To edit, I usually go through the manuscript a minimum of three times, and each pass has a different focus. I also use little sticky flags to mark places that need work. Below are some of my editing strategies. Keep in mind everyone has different techniques so this method is not in concrete. But it works for me.
1. Print a hard copy and move away from the computer. This tells your brain you’re in editing mode, which is different from writer mode.
2. Read through the pages paying attention to major developmental items. Does the story make sense from beginning to end? Are the characters believable and realistic? Would they really behave this way? Is the dialogue stilted or silly or out of character? Is there enough white space? Are there too many pages of narrative? Would you want to read this scene/book if it wasn’t yours?
3. I generally scribble notes at the top of each chapter about the content and whether I think it needs a little or a lot more work.
4. Flag any areas where your attention drifts.
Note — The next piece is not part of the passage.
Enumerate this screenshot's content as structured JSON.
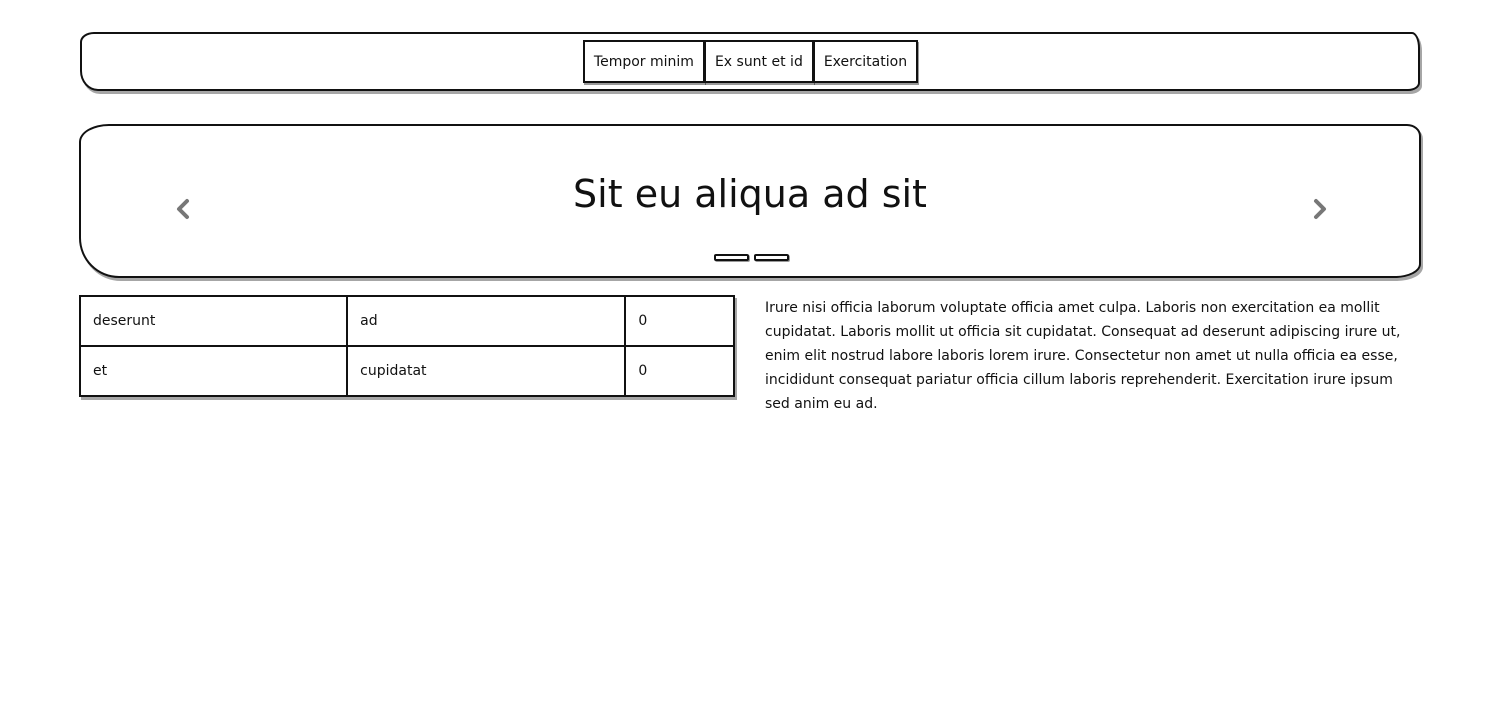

You may need to rewrite, tighten, or cut those passages because if you lose focus, so will your readers. Also pay attention to scenes that feel flat. If so, make a note to check for those all-important five senses, especially crucial in scenes where the emotions are heightened. (If you struggle with this, read Julie Lessman’s books. She does a great job of squeezing in those five senses.)
5. The second pass is to fix all the things you found on the first pass! Sometimes during this edit, I find places I can deepen and strengthen. I also find where I’ve overused the characters’ names in dialogue or used my demon words too often. We all have them. Figure out which words you overuse (Really? Just? Heart?) and reduce the number of them or grab Rodale’s synonym finder for an alternative.
6. The third and final edit is for grammar, punctuation, typing errors, and those tiny tweaks you may have missed before. And voila’, you’ve reached the magical, The End!
In honor of your accomplishments this month, I’m giving away a signed, print copy of The Memory House. All you have to do to be entered is to leave a comment!
Now, let’s get this conversation started. Tell me how Speedbo went for you. Was it hard? Did the words flow? Did you carve out the whole week or thirty minutes here and there? Will you keep going? If you’d rather, share an editing tip or a favorite line from your manuscript. Or just talk to me about anything. I’m a good listener.
NY Times and USA Today Bestseller, Linda Goodnight’s stories have won the RITA, the Carol, the Reviewer’s Choice, and numerous other industry awards. A small town girl, Linda remains close to her roots, making her home in rural Oklahoma. She and her husband have a blended family of eight, including two teenagers recently adopted from Ukraine. Connect with Linda on Facebook, Twitter, or at www.lindagoodnight.com, and look for her new book, The Memory House, available right now!!
Linda’s blog tour continues all week. For details and more chances to win a copy of The Memory House, see the blog schedule posted here. www.lindagoodnight.blogspot.com
Ruthy here: I love Linda, she's such a great example of all that's right in this business and the world that I had to get her over to Seekerville and celebrate the release of her new single title "The Memory House". I can't wait to buy it and read it, and I'm grabbin' hold of a nice, tall glass of peach tea right now!
And Ruthy-cookies, of course!
And Ruthy-cookies, of course!